Swarovski has moved into the thermal market. Its new TM35 is an add-on that mounts on the front of your scope, and doubles up as a standalone spotter.

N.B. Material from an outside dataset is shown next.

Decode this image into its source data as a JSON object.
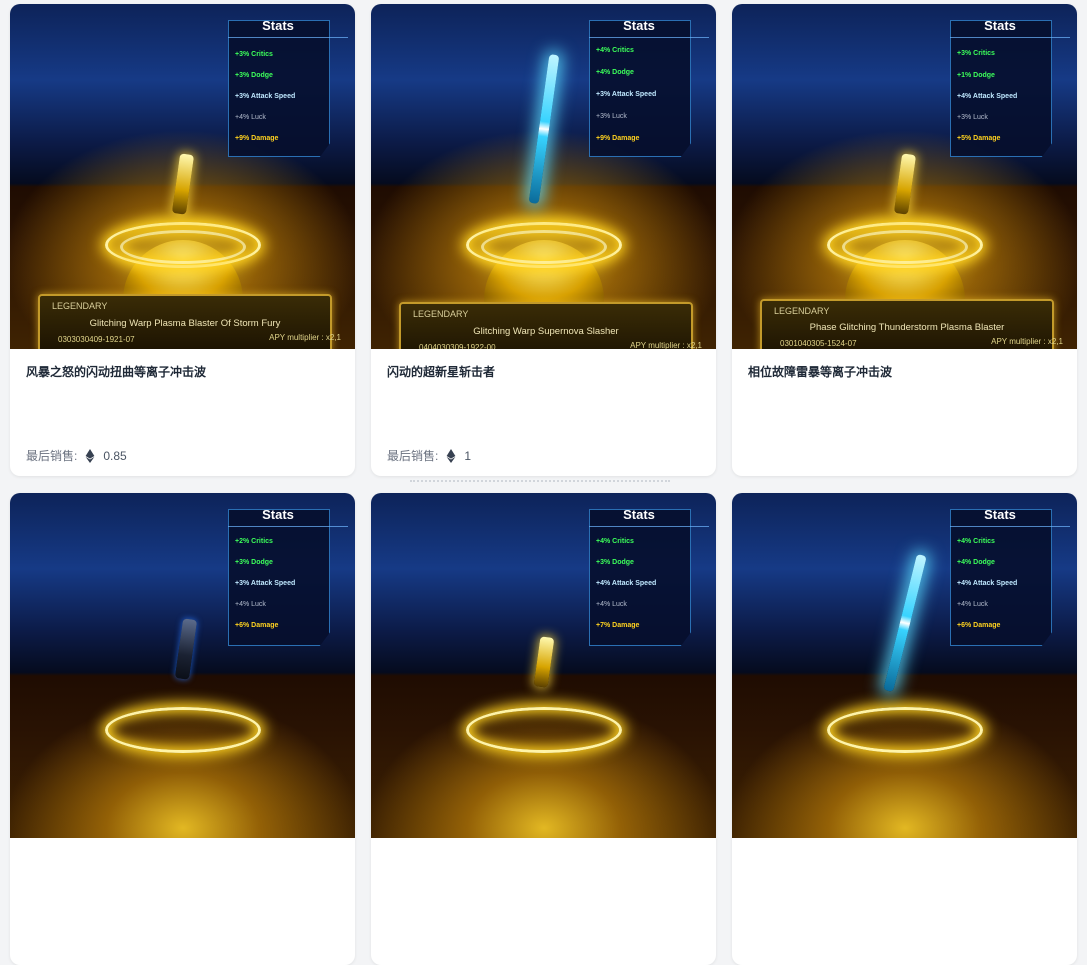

Swarovski calls it a two-in-one device, offering both observation and shooting.
The TM35 will be available from spring 2022 at a retail price of €4,800. That’s one-and-a-half times and nearly twice the prices of recent thermal launches by Swarovski’s traditional optics rivals Leica and Zeiss.
The Swarovski TM35 offers, at least on paper, a bigger screen size than the Leica Calonox and Zeiss DTI 3/35, though its sensor size is the same or smaller than its rivals.
Swarovski says it is manufactured in Absam, Austria, so this new Swarovski TM35 model is no relation of the TM35 thermal spotter series from Arizona-based defence contractor AGM Global Vision.
The TM35 offers a 320×256 sensor resolution, a 2560×2048-pixel screen resolution and a field of view of 10.9×78.7 metres at 110 metres. It weighs 495 grams. It has a removable battery that lasts seven hours (without Swarovski’s Swarolight illuminated reticle system).
When using it as a scope add-on, Swarovski recommends using a scope of 3x magnification or more. Do not, however, use it as an add-on with the Swarovski DS rifle scope, which provides an aiming point at the touch of a button, because the laser in the DS could destroy the imaging screen in the spotter.
The TM35 continues Swarovski’s theme of simple quality. There is no accompanying app for it, and it comes without a video or photo recording function.
Meanwhile, Swarovski’s sister company Kahles has launched a thermal imaging device, too. The Kahles Helia TI is a thermal spotter only. Price point is €2,500 for the Helia TI 35 (2.3x magnification and 19 metre field of view at 100 metres), and €2,200 for the Helia TI 25 (1.7x magnification and 26 metre field of view at 100 metres).
Manufactured in Asia, the Helia TI has a sensor resolution at 384×288 and display resolution of 1,025×768 pixels.
Kahles proudly says that you can drop it into a freezing creek without harming it. Waterproof to a depth of 1 metre, it has an eight-hour battery.
Swarovski and Kahles’ launches follow thermal launches by rivals Leica (Leica Calonox, around €4,000, 1280×960 pixel resolution, 640×512 pixel sensor size, four times the sensor size of the Swarovski TM35) and Zeiss (Zeiss DTI 3/35, around €3,000, 1280×960 pixel resolution, 384×288 pixel sensor size).
It looks like the Austrian optics leader is keen to catch up with its German rivals.